So why all the secrecy, and what does that mean for the consumer? While economists want to see how the battery-powered performer is doing, Tesla’s number game continues to exist on a “need to know basis.” So instead of worrying about the numbers perhaps it is time to look at why this car might be selling so well, and what makes it so different than its immediate competition on a sales basis: the Nissan Leaf.

The Tesla Model S is a monster of a luxury electric vehicle, going from zero to 60 in just over three seconds in P85D trim, and boasts all the refinement one would expect to find in a car that cost six figures, which it does. The Leaf, on the other hand, takes about three times as long to get up to 60, and while its interior is not horrific by any means, it still very much has a commuter car feel to it. But Americans have money, and don’t mind spending it on electric cars that are both commuter-friendly and kick ass. So comparing these two cars to one another is like comparing a grape to a grapefruit: They may both have the same word attached to them, and are even shelved in the same area of the supermarket, but when it comes down to it these are two completely different flavors.

Sure, both cars are practical, require a charger to “refuel,” and are quieter than Charlie Chaplin, but that’s about it. And even though a top-shelf Leaf is about a third of the cost of a performance-spec Model S, America’s rekindled love affair with all things performance-oriented continues to influence the market. Plus, the interior is bloody brilliant, with all of those soft-touch materials and a touchscreen control station that has the surface area of a LaGuardia runway.

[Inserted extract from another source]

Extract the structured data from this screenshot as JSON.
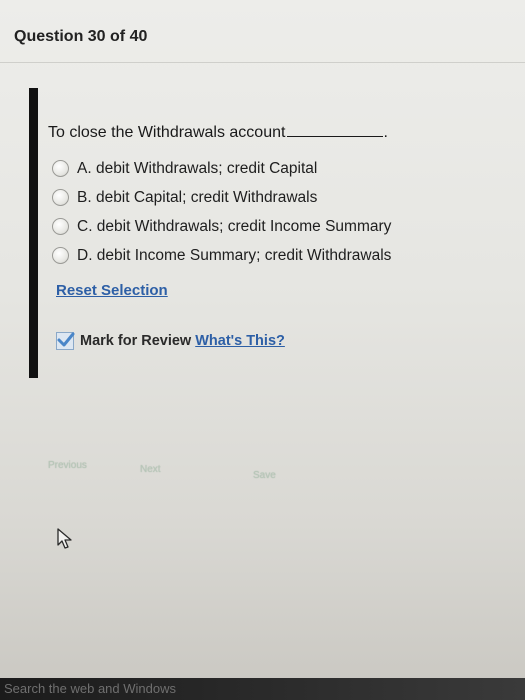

So as Nissan releases monthly figures showing it sold 4,085 Leafs in the U.S. in the first quarter of the year, it is safe to say that Tesla trumped this as there were only 14,832 new plug-in vehicles registered during that time. But since the word “sold” was never utilized in IHS’ report, these numbers remain hazy until Tesla’s official quarterly report lands. The good news is that regardless of who is buying what and why, at least EVs are selling in America.